My own new class on the ‘Somerville Novelists’ may, in fact, incorporate technology (brace yourselves, students–I’m thinking wikis again!), but it will have been developed from reading I did initially purely out of interest–and of books I bought with my own money. I don’t mind about the money–though it’s sometimes frustrating to realize how much the university relies on our willingness to do things “on our own” without which the institution would be a much poorer place, and by that I don’t mean poorer financially. (I bought the laptop I’m using with my own money too–the university doesn’t provide “home” or portable computers, or at least our faculty doesn’t, but imagine how academic work would grind to a halt if we could not work evenings and weekends, or not without coming in to campus. But that’s another issue…sort of.) I don’t really draw strict lines between what I do for work and what I do for myself, precisely because being a professor is not just having a job but having a certain identity–filling (or aspiring to fill) a certain kind of role in the world. But especially since reading Drummond’s essay I’ve been thinking about the way our particular understanding of “research,” one that yokes together the process and the product, undervalues other kinds of reading. I do mind about that, because I think it artificially narrows both that job and that identity.

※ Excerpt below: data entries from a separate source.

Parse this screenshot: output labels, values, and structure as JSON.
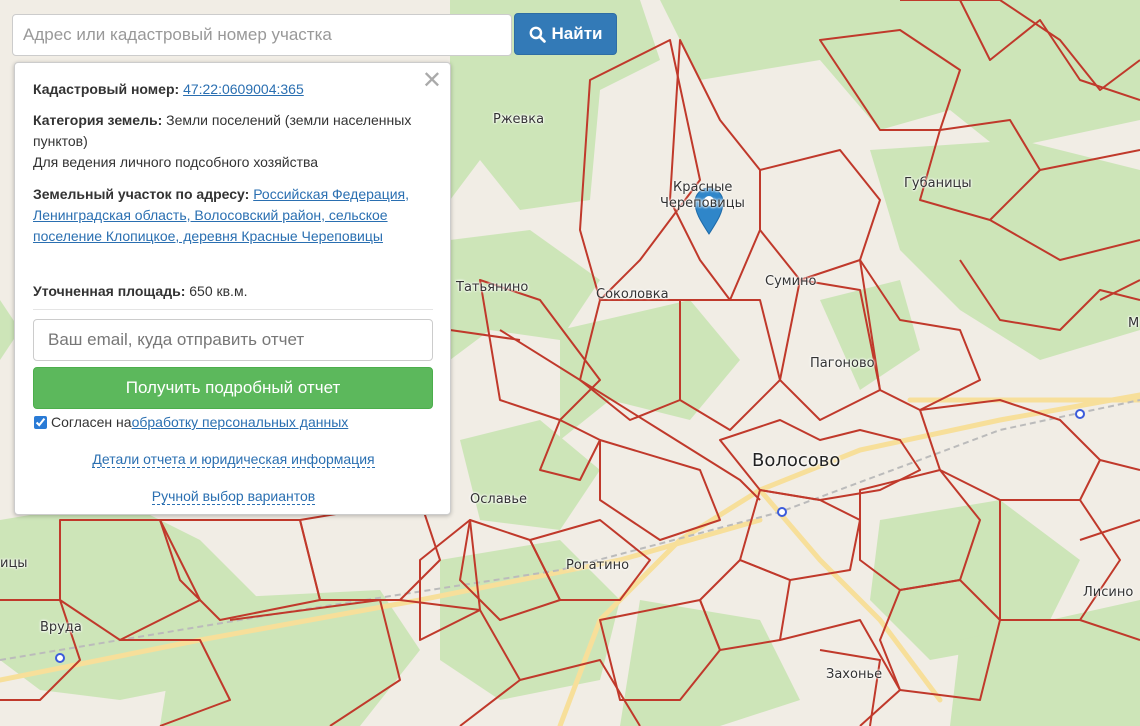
{
  "search": {
    "placeholder": "Адрес или кадастровый номер участка",
    "button_label": "Найти"
  },
  "popup": {
    "cadastral_label": "Кадастровый номер:",
    "cadastral_number": "47:22:0609004:365",
    "category_label": "Категория земель:",
    "category_value": "Земли поселений (земли населенных пунктов)",
    "usage": "Для ведения личного подсобного хозяйства",
    "address_label": "Земельный участок по адресу:",
    "address_value": "Российская Федерация, Ленинградская область, Волосовский район, сельское поселение Клопицкое, деревня Красные Череповицы",
    "area_label": "Уточненная площадь:",
    "area_value": "650 кв.м.",
    "email_placeholder": "Ваш email, куда отправить отчет",
    "report_button": "Получить подробный отчет",
    "agree_text": "Согласен на",
    "agree_link": "обработку персональных данных",
    "agree_checked": true,
    "details_link": "Детали отчета и юридическая информация",
    "manual_link": "Ручной выбор вариантов"
  },
  "map": {
    "colors": {
      "parcel": "#c0392b",
      "forest": "#cde5b8",
      "land": "#f1ede5",
      "road": "#f7df9a",
      "marker": "#2f86c9"
    },
    "places": [
      {
        "name": "Ржевка",
        "class": ""
      },
      {
        "name": "Красные",
        "class": ""
      },
      {
        "name": "Череповицы",
        "class": ""
      },
      {
        "name": "Губаницы",
        "class": ""
      },
      {
        "name": "Сумино",
        "class": ""
      },
      {
        "name": "Татьянино",
        "class": ""
      },
      {
        "name": "Соколовка",
        "class": ""
      },
      {
        "name": "Пагоново",
        "class": ""
      },
      {
        "name": "Волосово",
        "class": "big"
      },
      {
        "name": "Ославье",
        "class": ""
      },
      {
        "name": "Рогатино",
        "class": ""
      },
      {
        "name": "Вруда",
        "class": ""
      },
      {
        "name": "Захонье",
        "class": ""
      },
      {
        "name": "Лисино",
        "class": ""
      },
      {
        "name": "ицы",
        "class": ""
      },
      {
        "name": "М",
        "class": ""
      }
    ]
  }
}
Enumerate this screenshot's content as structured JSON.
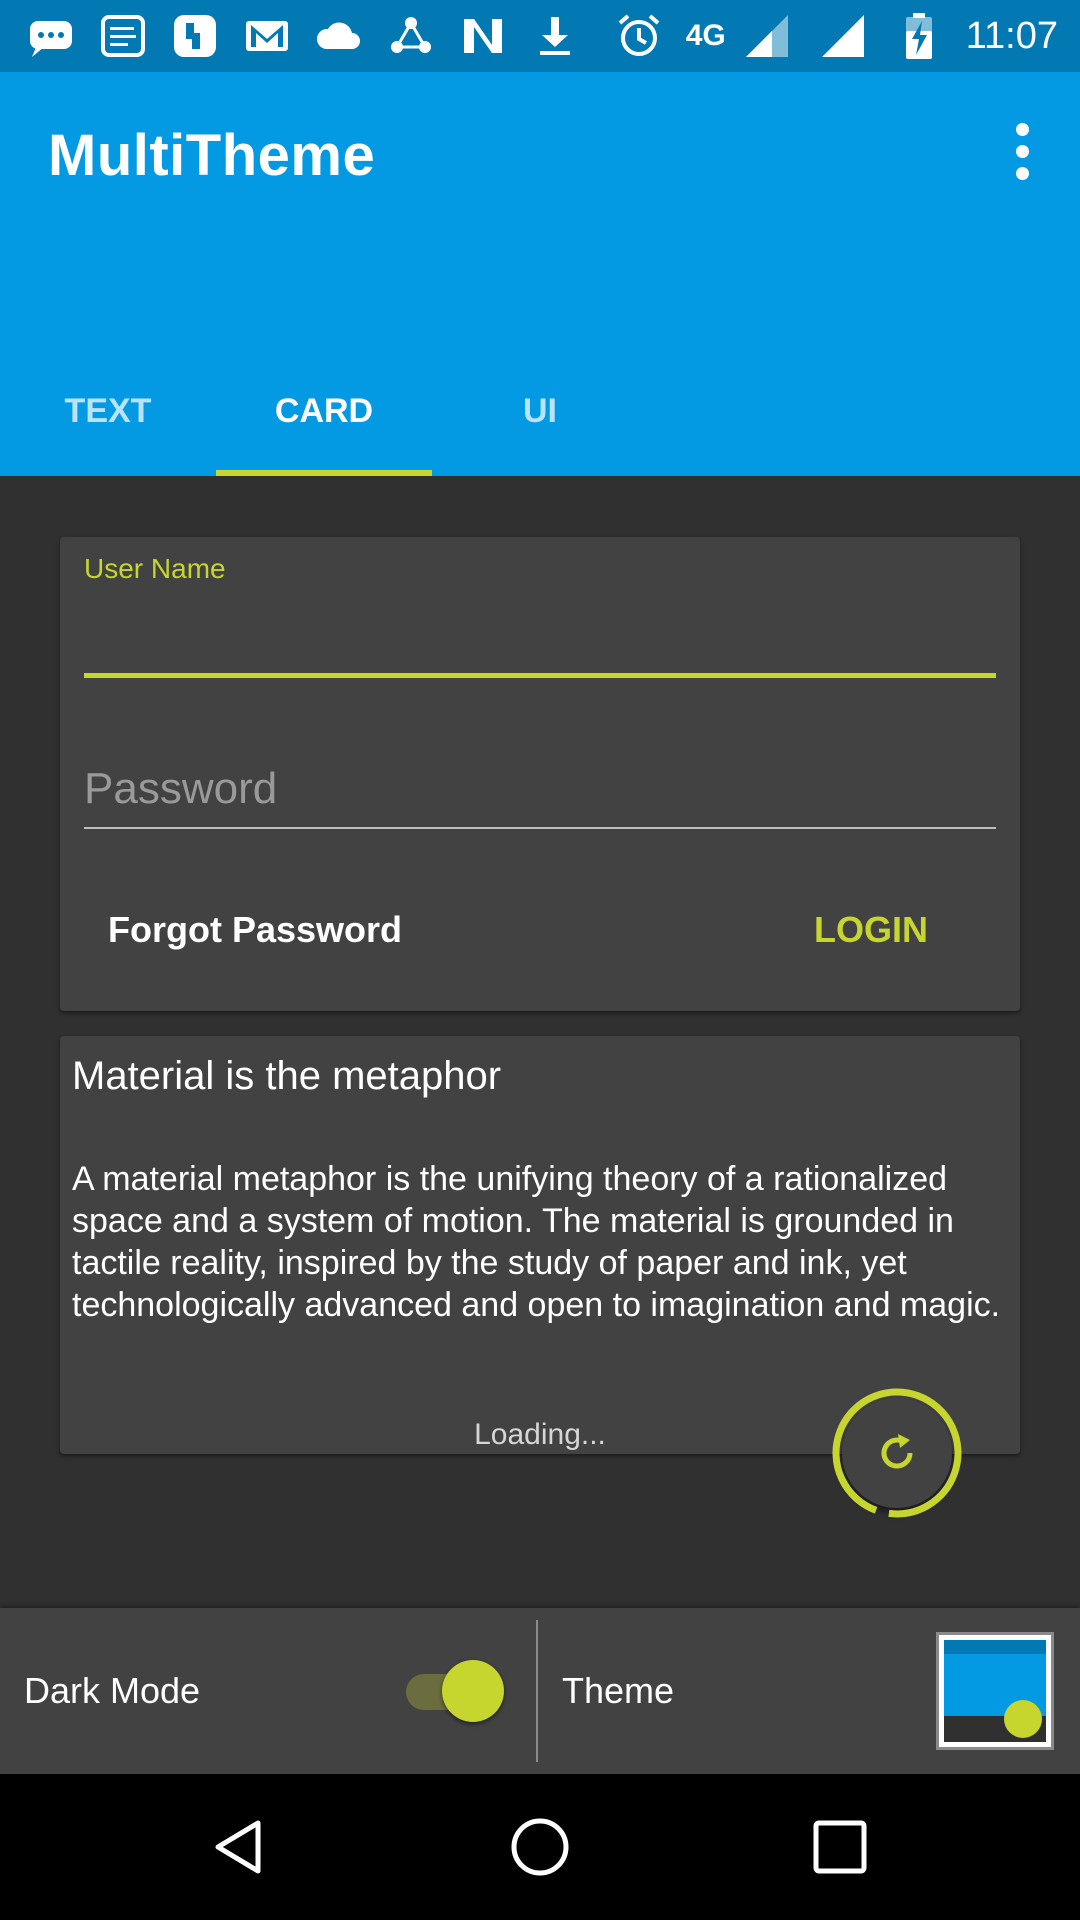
{
  "status_bar": {
    "icons": [
      "chat-icon",
      "notes-icon",
      "app-icon",
      "gmail-icon",
      "cloud-icon",
      "share-icon",
      "n-icon",
      "download-icon"
    ],
    "network": "4G",
    "time": "11:07"
  },
  "app_bar": {
    "title": "MultiTheme",
    "menu_icon": "more-vert-icon"
  },
  "tabs": [
    {
      "label": "TEXT",
      "selected": false
    },
    {
      "label": "CARD",
      "selected": true
    },
    {
      "label": "UI",
      "selected": false
    }
  ],
  "login_card": {
    "username_label": "User Name",
    "username_value": "",
    "password_placeholder": "Password",
    "forgot_label": "Forgot Password",
    "login_label": "LOGIN"
  },
  "info_card": {
    "title": "Material is the metaphor",
    "body": "A material metaphor is the unifying theory of a rationalized space and a system of motion. The material is grounded in tactile reality, inspired by the study of paper and ink, yet  technologically advanced and open to imagination and magic.",
    "loading": "Loading..."
  },
  "fab": {
    "icon": "refresh-icon"
  },
  "bottom_panel": {
    "dark_mode_label": "Dark Mode",
    "dark_mode_on": true,
    "theme_label": "Theme"
  },
  "colors": {
    "primary": "#049ae3",
    "primary_dark": "#0279b3",
    "accent": "#c7d52f",
    "background": "#303030",
    "card": "#424242"
  },
  "nav_bar": {
    "icons": [
      "back-icon",
      "home-icon",
      "recents-icon"
    ]
  }
}
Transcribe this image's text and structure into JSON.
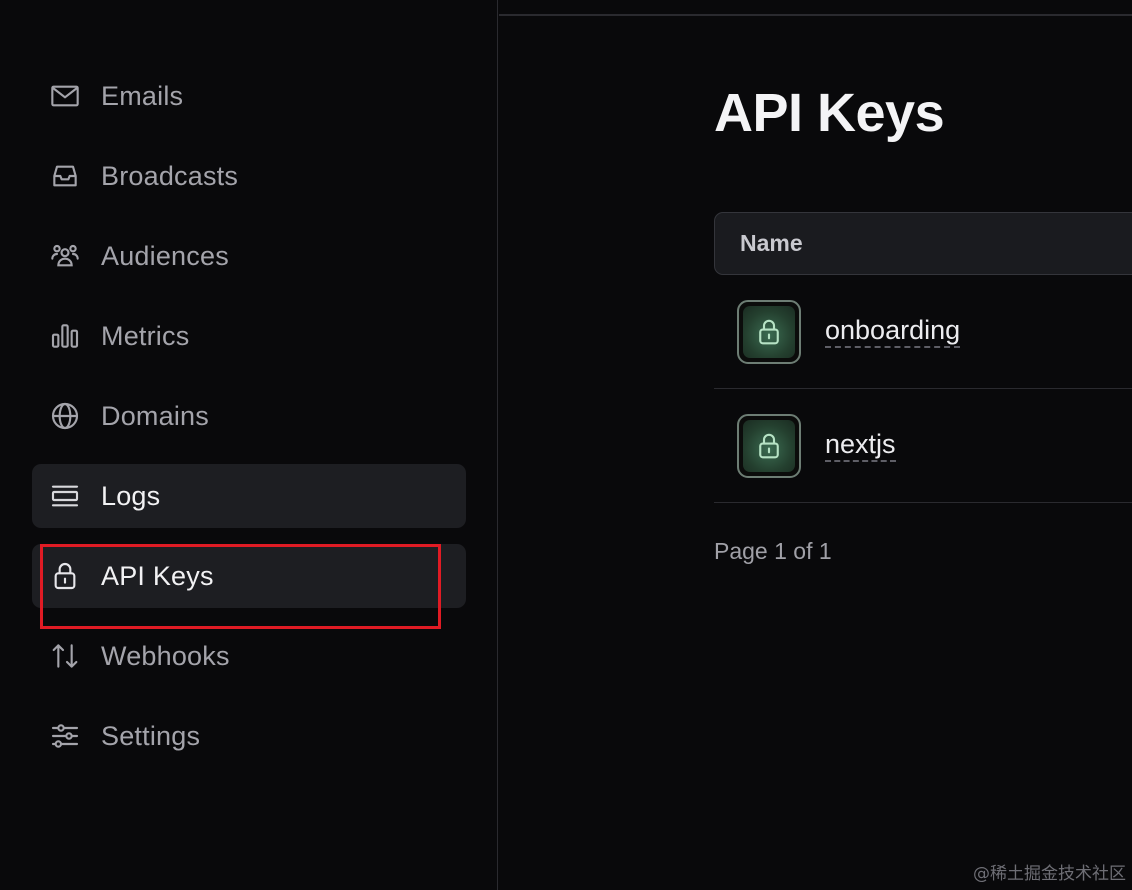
{
  "sidebar": {
    "items": [
      {
        "label": "Emails",
        "icon": "mail-icon"
      },
      {
        "label": "Broadcasts",
        "icon": "inbox-tray-icon"
      },
      {
        "label": "Audiences",
        "icon": "users-icon"
      },
      {
        "label": "Metrics",
        "icon": "bar-chart-icon"
      },
      {
        "label": "Domains",
        "icon": "globe-icon"
      },
      {
        "label": "Logs",
        "icon": "list-lines-icon"
      },
      {
        "label": "API Keys",
        "icon": "lock-icon"
      },
      {
        "label": "Webhooks",
        "icon": "arrows-up-down-icon"
      },
      {
        "label": "Settings",
        "icon": "sliders-icon"
      }
    ],
    "active_index": 6
  },
  "main": {
    "title": "API Keys",
    "table": {
      "header": "Name",
      "rows": [
        {
          "name": "onboarding",
          "icon": "lock-icon"
        },
        {
          "name": "nextjs",
          "icon": "lock-icon"
        }
      ]
    },
    "pagination": "Page 1 of 1"
  },
  "watermark": "@稀土掘金技术社区",
  "colors": {
    "background": "#09090b",
    "active_item": "#1d1e22",
    "highlight": "#e01b24",
    "key_icon_green": "#3b6b51"
  }
}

Is there really only one professionally worthwhile kind of reading? I’ve recently bought Rebecca West’s Black Lamb and Grey Falcon. I bought it out of interest: I’ve been exhilarated by learning about other early 20th-century women writers, and West is a major figure. I’m not sure where to place her: she’s not specifically in the Somerville crowd I’ve been looking into, and she’s not really a Modernist (I don’t think). I’m curious to figure out more about her. Reading The Return of the Soldier made me more curious. She is not–and Black Lamb and Grey Falcon is not–obviously continuous with any issues or genres I have an explicit “research” interest in. There are plenty of books in “my field” of Victorian literature that I haven’t read, and there are also plenty of books about Victorian literature that I haven’t read. I have some declared “research” projects that have not reached the official finishing point of publication in an academic journal (much less an academic monograph). Clearly, if I read (when I read) Black Lamb and Grey Falcon I am doing it only for myself: it’s not research. And yet reading it will almost certainly  help me have “something intelligent and important to profess to [my] students,” and that I don’t know exactly what else will come of it isn’t necessarily a bad thing. It isn’t even necessarily a bad thing that nothing concrete (beyond some blog posts) may ever come of it. But by some measures–the only ones that mean much, professionally, these days–it would be more productive for me to read the umpteenth specialized analysis of Middlemarch. Now that would be research.